-- SOURCE DATA follows --
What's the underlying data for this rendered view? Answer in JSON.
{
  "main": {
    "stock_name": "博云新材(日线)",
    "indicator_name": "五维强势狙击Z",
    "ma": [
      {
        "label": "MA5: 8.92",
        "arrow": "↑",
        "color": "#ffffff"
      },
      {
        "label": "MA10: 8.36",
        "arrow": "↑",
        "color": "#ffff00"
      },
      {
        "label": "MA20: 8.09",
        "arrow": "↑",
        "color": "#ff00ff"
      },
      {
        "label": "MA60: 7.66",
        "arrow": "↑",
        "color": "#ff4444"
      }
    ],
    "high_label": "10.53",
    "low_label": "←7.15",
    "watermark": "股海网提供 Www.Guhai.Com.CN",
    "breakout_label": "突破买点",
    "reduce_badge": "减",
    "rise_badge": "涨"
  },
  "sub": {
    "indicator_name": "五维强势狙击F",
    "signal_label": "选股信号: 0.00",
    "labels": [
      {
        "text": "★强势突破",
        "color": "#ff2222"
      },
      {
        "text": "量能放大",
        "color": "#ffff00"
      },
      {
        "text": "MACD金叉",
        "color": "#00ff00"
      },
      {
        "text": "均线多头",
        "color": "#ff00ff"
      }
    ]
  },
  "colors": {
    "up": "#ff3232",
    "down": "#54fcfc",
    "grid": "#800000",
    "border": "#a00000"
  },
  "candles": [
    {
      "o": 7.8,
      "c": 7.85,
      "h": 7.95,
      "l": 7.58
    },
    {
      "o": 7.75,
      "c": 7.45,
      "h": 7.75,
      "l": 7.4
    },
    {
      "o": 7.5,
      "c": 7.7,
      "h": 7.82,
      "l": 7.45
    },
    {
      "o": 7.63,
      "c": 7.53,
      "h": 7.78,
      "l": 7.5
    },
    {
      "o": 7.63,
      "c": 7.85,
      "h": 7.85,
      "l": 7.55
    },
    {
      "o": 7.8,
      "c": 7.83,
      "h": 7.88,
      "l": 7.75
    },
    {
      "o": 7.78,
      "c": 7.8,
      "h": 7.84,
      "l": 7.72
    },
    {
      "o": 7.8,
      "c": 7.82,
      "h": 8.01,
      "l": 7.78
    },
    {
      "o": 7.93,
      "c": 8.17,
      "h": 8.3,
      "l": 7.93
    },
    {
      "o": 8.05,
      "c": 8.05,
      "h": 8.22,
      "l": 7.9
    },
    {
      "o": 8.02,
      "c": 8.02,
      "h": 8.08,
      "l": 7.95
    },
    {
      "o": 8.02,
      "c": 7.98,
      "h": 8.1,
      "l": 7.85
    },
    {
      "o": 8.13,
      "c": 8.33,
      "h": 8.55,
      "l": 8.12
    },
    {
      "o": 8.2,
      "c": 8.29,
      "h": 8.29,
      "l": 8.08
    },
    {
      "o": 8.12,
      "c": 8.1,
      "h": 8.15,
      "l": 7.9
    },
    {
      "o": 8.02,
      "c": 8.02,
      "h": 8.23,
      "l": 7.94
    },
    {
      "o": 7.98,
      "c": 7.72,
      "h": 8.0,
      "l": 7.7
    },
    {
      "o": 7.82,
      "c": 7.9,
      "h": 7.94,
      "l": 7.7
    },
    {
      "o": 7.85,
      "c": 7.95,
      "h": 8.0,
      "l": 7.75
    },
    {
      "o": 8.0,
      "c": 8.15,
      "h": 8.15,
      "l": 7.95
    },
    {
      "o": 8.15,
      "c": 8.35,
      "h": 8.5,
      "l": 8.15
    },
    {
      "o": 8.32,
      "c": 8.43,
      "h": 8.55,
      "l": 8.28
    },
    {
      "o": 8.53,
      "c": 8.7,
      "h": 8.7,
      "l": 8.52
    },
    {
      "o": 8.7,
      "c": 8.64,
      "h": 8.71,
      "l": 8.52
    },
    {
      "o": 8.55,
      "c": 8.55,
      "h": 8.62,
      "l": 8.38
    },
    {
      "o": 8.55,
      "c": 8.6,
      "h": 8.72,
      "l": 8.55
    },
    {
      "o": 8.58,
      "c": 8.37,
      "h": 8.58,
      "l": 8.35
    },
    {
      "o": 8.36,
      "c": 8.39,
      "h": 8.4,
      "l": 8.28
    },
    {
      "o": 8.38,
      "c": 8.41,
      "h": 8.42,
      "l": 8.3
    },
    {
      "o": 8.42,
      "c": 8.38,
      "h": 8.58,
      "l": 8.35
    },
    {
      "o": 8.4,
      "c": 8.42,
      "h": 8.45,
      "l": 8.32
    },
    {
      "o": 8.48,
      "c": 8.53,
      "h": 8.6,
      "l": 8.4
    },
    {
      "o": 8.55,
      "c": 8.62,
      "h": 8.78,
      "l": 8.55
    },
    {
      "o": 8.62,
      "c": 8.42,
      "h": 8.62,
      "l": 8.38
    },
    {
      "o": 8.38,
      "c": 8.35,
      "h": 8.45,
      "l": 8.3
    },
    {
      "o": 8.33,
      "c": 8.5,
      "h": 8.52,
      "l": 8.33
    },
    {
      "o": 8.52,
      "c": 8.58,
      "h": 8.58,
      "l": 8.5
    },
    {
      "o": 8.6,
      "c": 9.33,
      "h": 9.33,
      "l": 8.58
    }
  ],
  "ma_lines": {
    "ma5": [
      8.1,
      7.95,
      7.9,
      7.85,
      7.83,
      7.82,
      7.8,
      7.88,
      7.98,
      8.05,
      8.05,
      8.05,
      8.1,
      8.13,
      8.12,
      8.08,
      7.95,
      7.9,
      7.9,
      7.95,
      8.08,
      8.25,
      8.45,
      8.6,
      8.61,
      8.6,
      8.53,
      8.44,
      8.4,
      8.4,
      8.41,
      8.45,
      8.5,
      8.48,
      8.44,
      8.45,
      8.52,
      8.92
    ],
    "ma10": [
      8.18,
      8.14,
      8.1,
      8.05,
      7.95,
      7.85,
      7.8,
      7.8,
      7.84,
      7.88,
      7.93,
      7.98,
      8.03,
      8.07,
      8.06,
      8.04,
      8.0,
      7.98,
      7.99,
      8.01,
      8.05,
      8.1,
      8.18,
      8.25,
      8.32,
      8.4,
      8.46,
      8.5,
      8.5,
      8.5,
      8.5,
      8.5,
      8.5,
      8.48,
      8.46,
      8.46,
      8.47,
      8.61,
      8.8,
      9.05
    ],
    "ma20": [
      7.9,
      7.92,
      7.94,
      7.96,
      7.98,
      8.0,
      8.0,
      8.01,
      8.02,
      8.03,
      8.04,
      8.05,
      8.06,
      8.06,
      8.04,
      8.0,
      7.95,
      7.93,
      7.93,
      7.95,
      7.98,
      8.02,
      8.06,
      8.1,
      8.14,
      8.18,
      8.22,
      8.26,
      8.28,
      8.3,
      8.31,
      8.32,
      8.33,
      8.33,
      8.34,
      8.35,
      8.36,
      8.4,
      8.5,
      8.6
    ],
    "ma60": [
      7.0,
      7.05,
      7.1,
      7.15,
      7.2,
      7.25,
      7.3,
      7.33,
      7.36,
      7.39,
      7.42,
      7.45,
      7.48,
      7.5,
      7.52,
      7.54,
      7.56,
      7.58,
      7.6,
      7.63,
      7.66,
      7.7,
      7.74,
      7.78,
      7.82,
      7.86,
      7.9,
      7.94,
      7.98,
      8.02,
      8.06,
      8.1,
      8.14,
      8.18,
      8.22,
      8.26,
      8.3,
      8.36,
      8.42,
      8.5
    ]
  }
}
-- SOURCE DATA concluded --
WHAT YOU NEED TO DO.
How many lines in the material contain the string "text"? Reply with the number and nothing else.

TASK SOLUTION.
4